Nine COVID-19 Vaccines Now Available in Mexico

By Miriam Bello | Thu, 09/02/2021 - 15:36

As Mexican children return to school, authorities rush to purchase and approve as many vaccines as possible. Meanwhile, another pharmaceutical asked for the approval of booster shots to further protect citizens against the Delta COVID-19 variant.

Here is the week in health!

Vaccination Efforts Move Forward

-COFEPRIS authorized the emergency use of the COVID-19 vaccine of Chinese pharmaceutical company Sinopharm. It is the ninth vaccine approved in Mexico, along with those made by Pfizer-BioNTech, AstraZeneca, CanSino Biologics, Sputnik V, Sinovac, Covaxin, Janssen and Moderna.

-Minister of Foreign Affairs, Marcelo Ebrard, announced that in the next few days Mexico will approve phase three clinical trials of China’s Walvax vaccine, US’s Inovio and France’s Sanofi.

-This week vaccination in Mexico City was suspended due to the lack of vaccines caused by a "bottleneck" in COFEPRIS, said the head of the Public Innovation Agency, Eduardo Clark. However, he affirmed that 90 percent of adults in Mexico City already have at least one dose of vaccine and 50 percent have the complete scheme

-Moderna announced on Wednesday that it had begun submitting a request to the US FDA to authorize the application of a booster of its COVID-19 vaccine.

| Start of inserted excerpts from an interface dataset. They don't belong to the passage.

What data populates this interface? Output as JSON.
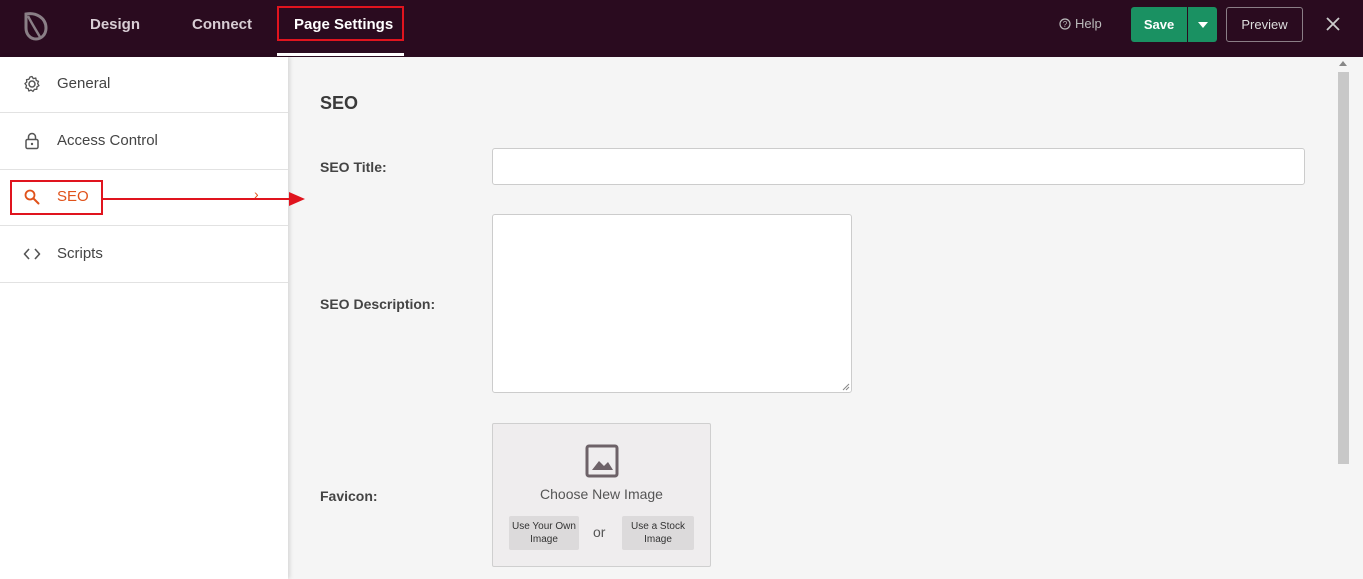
{
  "topbar": {
    "tabs": [
      {
        "label": "Design"
      },
      {
        "label": "Connect"
      },
      {
        "label": "Page Settings",
        "active": true
      }
    ],
    "help_label": "Help",
    "save_label": "Save",
    "preview_label": "Preview"
  },
  "sidebar": {
    "items": [
      {
        "label": "General",
        "icon": "gear-icon"
      },
      {
        "label": "Access Control",
        "icon": "lock-icon"
      },
      {
        "label": "SEO",
        "icon": "search-icon",
        "active": true,
        "chevron": "›"
      },
      {
        "label": "Scripts",
        "icon": "code-icon"
      }
    ]
  },
  "main": {
    "section_title": "SEO",
    "seo_title_label": "SEO Title:",
    "seo_title_value": "",
    "seo_description_label": "SEO Description:",
    "seo_description_value": "",
    "favicon_label": "Favicon:",
    "favicon": {
      "choose_label": "Choose New Image",
      "own_image_label": "Use Your Own Image",
      "or_label": "or",
      "stock_image_label": "Use a Stock Image"
    }
  },
  "colors": {
    "topbar_bg": "#2a0b1f",
    "save_green": "#1a9162",
    "active_orange": "#e0521a",
    "highlight_red": "#e0141e"
  }
}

The first two doses consisted on 100µg and the third was 50µg. Results from clinical trials showed that the booster shot increased levels of neutralizing antibodies against variants of concern, including Delta.

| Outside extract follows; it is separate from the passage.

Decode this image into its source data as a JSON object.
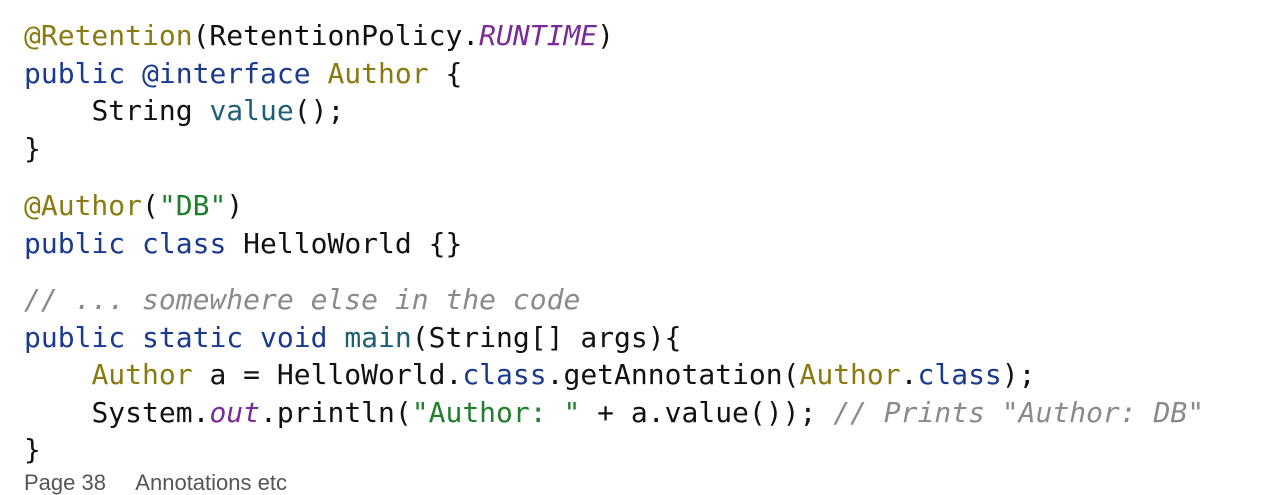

Decentralizing Care Attention

-IMSS and ISSSTE will swap personnel to strengthen healthcare in remote communities. Luis Antonio Ramírez Pineda, Director General of ISSSTE informed that this alternative seems to be the best options that would allow both institutions to streamline and improve services. The decentralization of healthcare workers in big cities is one of the most important challenges that Mexican healthcare services face. For this reason, institutes exhort young doctors to work in remote communities, which will support the transformation of health services in Mexico.

A Challenged Return to School

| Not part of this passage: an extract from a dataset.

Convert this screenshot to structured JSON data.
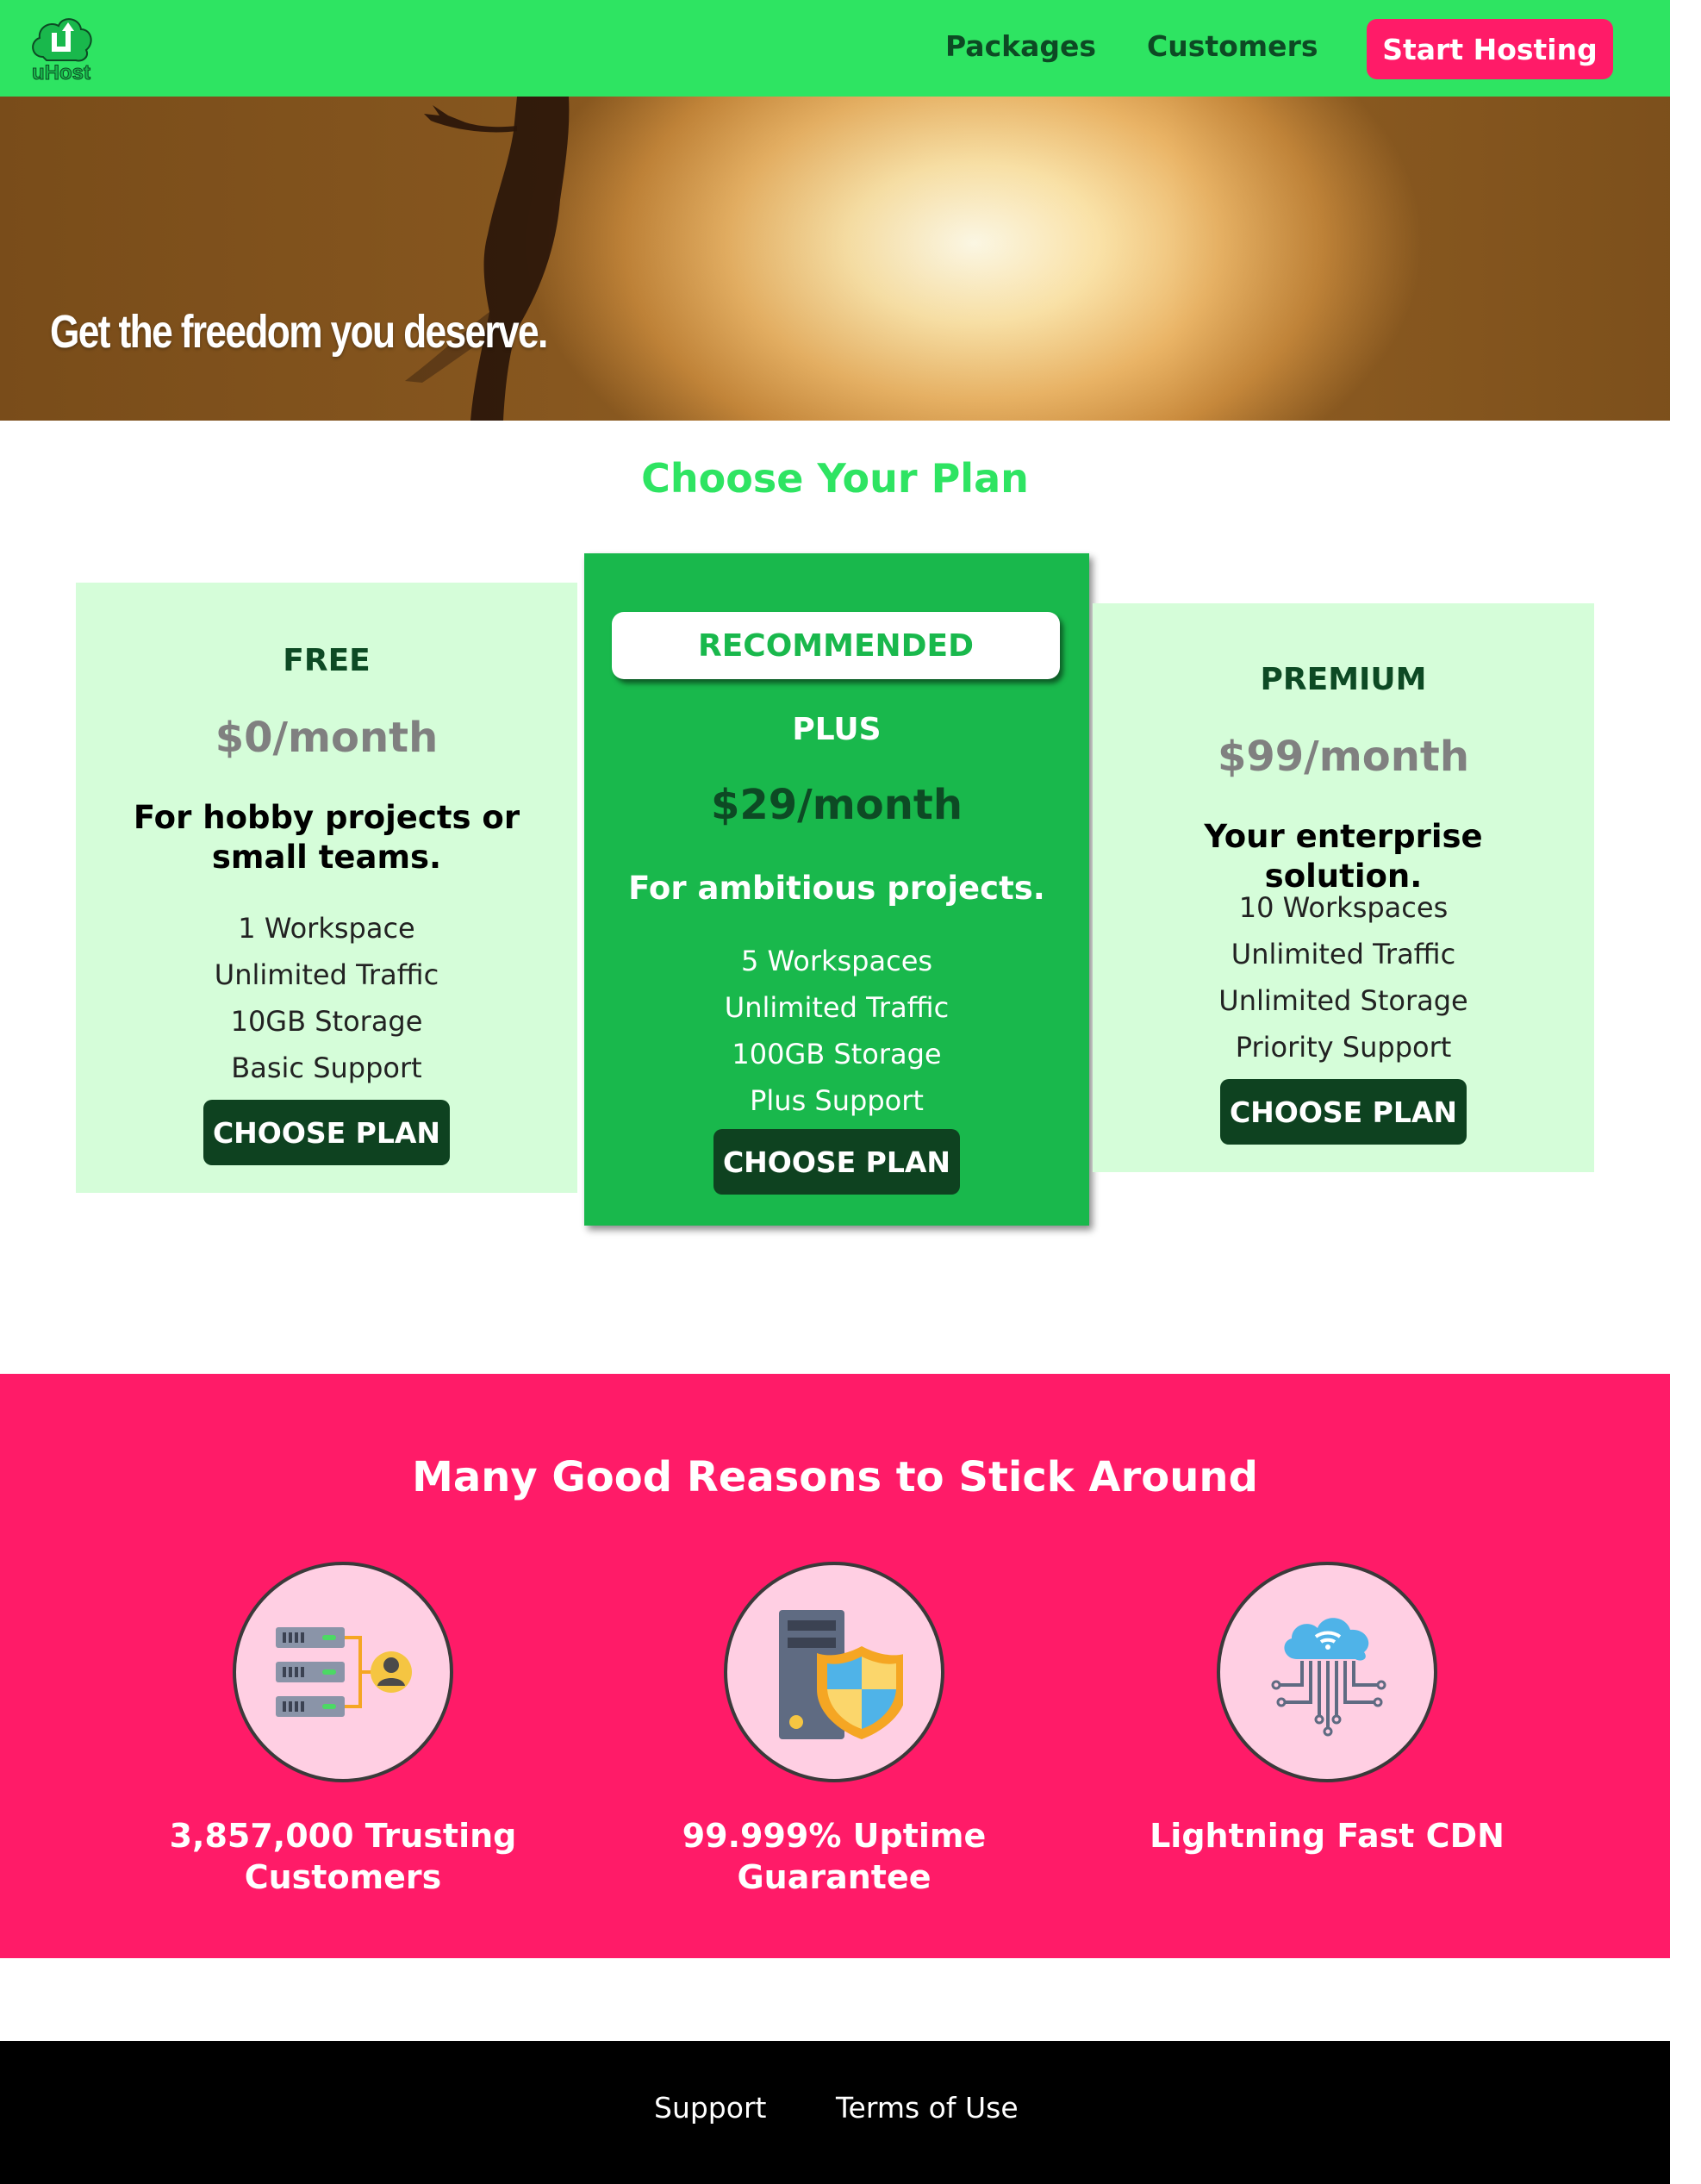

-As the Mexican government announced weeks ago, students from elementary to middle school returned to in-person classes across the country this Monday in 29 states.

Mexico City’s return to face-to-face education was successful, said in a press conference Mayor Claudia Sheinbaum, who assured that roughly 90 percent of the city’s schools were able to open. With 2.4 million elementary and middle school students in Mexico City, it is still early to know what percentage of them have already returned.

Financial Support Options for Healthcare

-Considering the reality of out-of-pocket patients and lower-income citizens, Grupo Torre Médica has developed financial solutions to support patients during a health emergency or complication. Read our interview with Gustavo Fernández, Director General of Grupo Torre Médica, to find out more.

-Technology is also an ally to avoid financial hardships due to health complications. Learn how asistensi, a platform for emergency insurance and immediate medical assistance, supports patients with complex financial situations. Here is our interview with its Executive President Andrés González-Silén.

Miriam Bello Miriam Bello Journalist and Industry Analyst